Thursday, 27 September 2018 22:34

Microbiology Resource of the Month: Improved Reference Genome for Fusarium oxysporum

Written by 
Published in mBiosphere

The scope of the ASM Journal Genome Announcements has been expanded in a big way to create Microbiology Resource Announcements. The new journal publishes all resources that may be valuable to researchers in the microbial sciences.

Each month, we’ll highlight a new Microbiology Resource and how it will help researchers with their scientific endeavors.


Month: September 2018


Fusarium oxysporum growth on agar platesFusarium oxysporum growth on sabouraud agar. Source.

Announcement: Improved Assembly of Reference Genome Fusarium oxysporum f. sp. lycopersici Strain Fol4287


Resource: An improved reference genome for Fusarium oxysporum 


Why is it necessary to generate new iterations of reference genome sequences?


Fusarium oxysporum is a fungal plant pathogen, and the lycopersici strain was isolated from a tomato. Scientists study this microbe to better understand fungal evolution, pathogenesis, and disease prevention. 


There are many important purposes of an accurate and well-annotated reference genome: 

  • Identifying new isolates or strains of a species.
  • Deriving sequences for genes or genomic regions of interest.
  • Designing primers, CRISPR gRNAs, or siRNAs for genetic studies.


For these reasons and others, an accurate reference genome can be the foundation for additional scientific research. These sequences are loaded into databases such as GenBank and FungiDB that serve as important tools for the research community.


How did different technologies help better resolve single-nucleotide errors found in the previous sequence?


The previous F. oxysporum genome iteration, published in 2010, was generated using Sanger sequencing. While it provided a number of insights, low sequence coverage resulted in a number of single-nucleotide errors. 


In the new Microbiology Resource Announcement article, the same isolate was resequenced by combining Illumina and PacBio sequence technologies, with 66x coverage (compared to the previous 6x coverage).


Who will benefit from having an improved reference sequence?


Researchers who rely on a well-annotated reference genome will be able to use this new sequence with confidence. 


Additionally, F. oxysporum and other Fusarium species have lineage-specific (LS) chromosomes that play a part in determining pathogenic potential.

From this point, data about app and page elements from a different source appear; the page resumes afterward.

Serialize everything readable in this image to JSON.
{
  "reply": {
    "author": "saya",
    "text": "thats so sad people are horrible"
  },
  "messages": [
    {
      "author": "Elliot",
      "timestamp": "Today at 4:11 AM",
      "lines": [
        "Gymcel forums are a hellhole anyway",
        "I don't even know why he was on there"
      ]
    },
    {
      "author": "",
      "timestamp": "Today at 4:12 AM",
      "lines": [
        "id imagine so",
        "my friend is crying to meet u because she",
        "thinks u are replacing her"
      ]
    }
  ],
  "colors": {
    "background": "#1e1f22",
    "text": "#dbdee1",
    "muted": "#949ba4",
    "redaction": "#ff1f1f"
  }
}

The newly generated genome sequences were separated into their physically distinct chromosomes, including complete mitochondrial DNA and ribosomal DNA sequences. The 11 core chromosomes, 4 LS chromosomes, and some unmapped contigs were assembled into Genbank as a single assembly number. This will help scientists better study these LS chromosomes and their role during plant pathogenesis.


Why Microbiology Resource Announcements? 

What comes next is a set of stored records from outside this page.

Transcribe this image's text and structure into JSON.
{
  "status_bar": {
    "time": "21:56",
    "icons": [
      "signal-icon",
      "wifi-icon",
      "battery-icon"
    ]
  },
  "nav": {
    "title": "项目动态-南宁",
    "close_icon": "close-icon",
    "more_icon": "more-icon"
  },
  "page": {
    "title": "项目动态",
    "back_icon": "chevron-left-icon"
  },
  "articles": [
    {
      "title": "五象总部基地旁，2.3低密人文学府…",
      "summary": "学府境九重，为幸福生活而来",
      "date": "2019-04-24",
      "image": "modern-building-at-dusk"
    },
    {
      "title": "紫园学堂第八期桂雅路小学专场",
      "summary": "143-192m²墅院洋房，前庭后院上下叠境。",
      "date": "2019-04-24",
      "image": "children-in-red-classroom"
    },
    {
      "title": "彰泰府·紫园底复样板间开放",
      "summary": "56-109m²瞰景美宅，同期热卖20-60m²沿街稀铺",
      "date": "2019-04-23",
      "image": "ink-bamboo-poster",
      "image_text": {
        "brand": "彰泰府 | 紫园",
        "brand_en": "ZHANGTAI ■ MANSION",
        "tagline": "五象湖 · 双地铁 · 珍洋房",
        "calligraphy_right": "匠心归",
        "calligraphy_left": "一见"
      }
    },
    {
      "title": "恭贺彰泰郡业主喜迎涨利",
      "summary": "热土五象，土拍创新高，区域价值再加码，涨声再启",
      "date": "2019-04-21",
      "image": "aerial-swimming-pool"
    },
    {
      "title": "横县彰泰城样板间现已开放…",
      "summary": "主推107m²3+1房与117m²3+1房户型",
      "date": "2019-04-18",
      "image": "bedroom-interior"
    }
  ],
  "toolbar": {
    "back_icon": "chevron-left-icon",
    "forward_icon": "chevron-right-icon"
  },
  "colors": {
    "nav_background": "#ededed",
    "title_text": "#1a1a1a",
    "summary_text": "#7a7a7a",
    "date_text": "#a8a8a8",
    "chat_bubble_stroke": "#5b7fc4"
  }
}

“Scientific research has benefited from the resources developed and shared between scientists — from software published on Github to plasmids made available on Addgene. These resources facilitate our work and allow researchers to build on and extend the work of others. Indeed, some of the most impactful papers have been those describing resources — the E. coli Keio Knockout Collection manuscript, for example, has been cited nearly 5,000 times.”

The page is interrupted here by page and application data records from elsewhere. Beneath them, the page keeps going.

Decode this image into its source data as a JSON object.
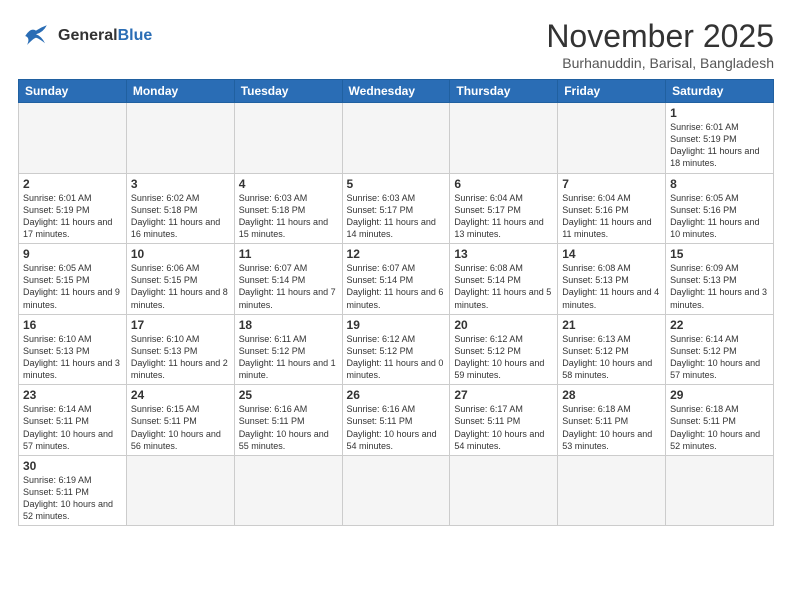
{
  "header": {
    "logo_line1": "General",
    "logo_line2": "Blue",
    "month_year": "November 2025",
    "location": "Burhanuddin, Barisal, Bangladesh"
  },
  "weekdays": [
    "Sunday",
    "Monday",
    "Tuesday",
    "Wednesday",
    "Thursday",
    "Friday",
    "Saturday"
  ],
  "weeks": [
    [
      {
        "day": "",
        "info": ""
      },
      {
        "day": "",
        "info": ""
      },
      {
        "day": "",
        "info": ""
      },
      {
        "day": "",
        "info": ""
      },
      {
        "day": "",
        "info": ""
      },
      {
        "day": "",
        "info": ""
      },
      {
        "day": "1",
        "info": "Sunrise: 6:01 AM\nSunset: 5:19 PM\nDaylight: 11 hours\nand 18 minutes."
      }
    ],
    [
      {
        "day": "2",
        "info": "Sunrise: 6:01 AM\nSunset: 5:19 PM\nDaylight: 11 hours\nand 17 minutes."
      },
      {
        "day": "3",
        "info": "Sunrise: 6:02 AM\nSunset: 5:18 PM\nDaylight: 11 hours\nand 16 minutes."
      },
      {
        "day": "4",
        "info": "Sunrise: 6:03 AM\nSunset: 5:18 PM\nDaylight: 11 hours\nand 15 minutes."
      },
      {
        "day": "5",
        "info": "Sunrise: 6:03 AM\nSunset: 5:17 PM\nDaylight: 11 hours\nand 14 minutes."
      },
      {
        "day": "6",
        "info": "Sunrise: 6:04 AM\nSunset: 5:17 PM\nDaylight: 11 hours\nand 13 minutes."
      },
      {
        "day": "7",
        "info": "Sunrise: 6:04 AM\nSunset: 5:16 PM\nDaylight: 11 hours\nand 11 minutes."
      },
      {
        "day": "8",
        "info": "Sunrise: 6:05 AM\nSunset: 5:16 PM\nDaylight: 11 hours\nand 10 minutes."
      }
    ],
    [
      {
        "day": "9",
        "info": "Sunrise: 6:05 AM\nSunset: 5:15 PM\nDaylight: 11 hours\nand 9 minutes."
      },
      {
        "day": "10",
        "info": "Sunrise: 6:06 AM\nSunset: 5:15 PM\nDaylight: 11 hours\nand 8 minutes."
      },
      {
        "day": "11",
        "info": "Sunrise: 6:07 AM\nSunset: 5:14 PM\nDaylight: 11 hours\nand 7 minutes."
      },
      {
        "day": "12",
        "info": "Sunrise: 6:07 AM\nSunset: 5:14 PM\nDaylight: 11 hours\nand 6 minutes."
      },
      {
        "day": "13",
        "info": "Sunrise: 6:08 AM\nSunset: 5:14 PM\nDaylight: 11 hours\nand 5 minutes."
      },
      {
        "day": "14",
        "info": "Sunrise: 6:08 AM\nSunset: 5:13 PM\nDaylight: 11 hours\nand 4 minutes."
      },
      {
        "day": "15",
        "info": "Sunrise: 6:09 AM\nSunset: 5:13 PM\nDaylight: 11 hours\nand 3 minutes."
      }
    ],
    [
      {
        "day": "16",
        "info": "Sunrise: 6:10 AM\nSunset: 5:13 PM\nDaylight: 11 hours\nand 3 minutes."
      },
      {
        "day": "17",
        "info": "Sunrise: 6:10 AM\nSunset: 5:13 PM\nDaylight: 11 hours\nand 2 minutes."
      },
      {
        "day": "18",
        "info": "Sunrise: 6:11 AM\nSunset: 5:12 PM\nDaylight: 11 hours\nand 1 minute."
      },
      {
        "day": "19",
        "info": "Sunrise: 6:12 AM\nSunset: 5:12 PM\nDaylight: 11 hours\nand 0 minutes."
      },
      {
        "day": "20",
        "info": "Sunrise: 6:12 AM\nSunset: 5:12 PM\nDaylight: 10 hours\nand 59 minutes."
      },
      {
        "day": "21",
        "info": "Sunrise: 6:13 AM\nSunset: 5:12 PM\nDaylight: 10 hours\nand 58 minutes."
      },
      {
        "day": "22",
        "info": "Sunrise: 6:14 AM\nSunset: 5:12 PM\nDaylight: 10 hours\nand 57 minutes."
      }
    ],
    [
      {
        "day": "23",
        "info": "Sunrise: 6:14 AM\nSunset: 5:11 PM\nDaylight: 10 hours\nand 57 minutes."
      },
      {
        "day": "24",
        "info": "Sunrise: 6:15 AM\nSunset: 5:11 PM\nDaylight: 10 hours\nand 56 minutes."
      },
      {
        "day": "25",
        "info": "Sunrise: 6:16 AM\nSunset: 5:11 PM\nDaylight: 10 hours\nand 55 minutes."
      },
      {
        "day": "26",
        "info": "Sunrise: 6:16 AM\nSunset: 5:11 PM\nDaylight: 10 hours\nand 54 minutes."
      },
      {
        "day": "27",
        "info": "Sunrise: 6:17 AM\nSunset: 5:11 PM\nDaylight: 10 hours\nand 54 minutes."
      },
      {
        "day": "28",
        "info": "Sunrise: 6:18 AM\nSunset: 5:11 PM\nDaylight: 10 hours\nand 53 minutes."
      },
      {
        "day": "29",
        "info": "Sunrise: 6:18 AM\nSunset: 5:11 PM\nDaylight: 10 hours\nand 52 minutes."
      }
    ],
    [
      {
        "day": "30",
        "info": "Sunrise: 6:19 AM\nSunset: 5:11 PM\nDaylight: 10 hours\nand 52 minutes."
      },
      {
        "day": "",
        "info": ""
      },
      {
        "day": "",
        "info": ""
      },
      {
        "day": "",
        "info": ""
      },
      {
        "day": "",
        "info": ""
      },
      {
        "day": "",
        "info": ""
      },
      {
        "day": "",
        "info": ""
      }
    ]
  ]
}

“Many resources are worth sharing. We hope your next submission will spur someone else’s work or, potentially, inspire collaboration in our community.” – Microbiology Resource Announcements Editor-in-Chief Irene Newton





Last modified on Thursday, 27 September 2018 23:11
Julie Wolf

Julie Wolf is the ASM Science Communications Specialist. She contributes to the ASM social media and blog network and hosts the Meet the Microbiologist podcast. She also runs workshops at ASM conferences to help scientists improve their own communication skills. Follow Julie on Twitter for more ASM and microbiology highlights at @JulieMarieWolf.

Julie earned her Ph.D. from the University of Minnesota, focusing on medical mycology and infectious disease. Outside of her work at ASM, she maintains a strong commitment to scientific education and teaches molecular biology at the community biolab, Genspace. She lives in beautiful New York City.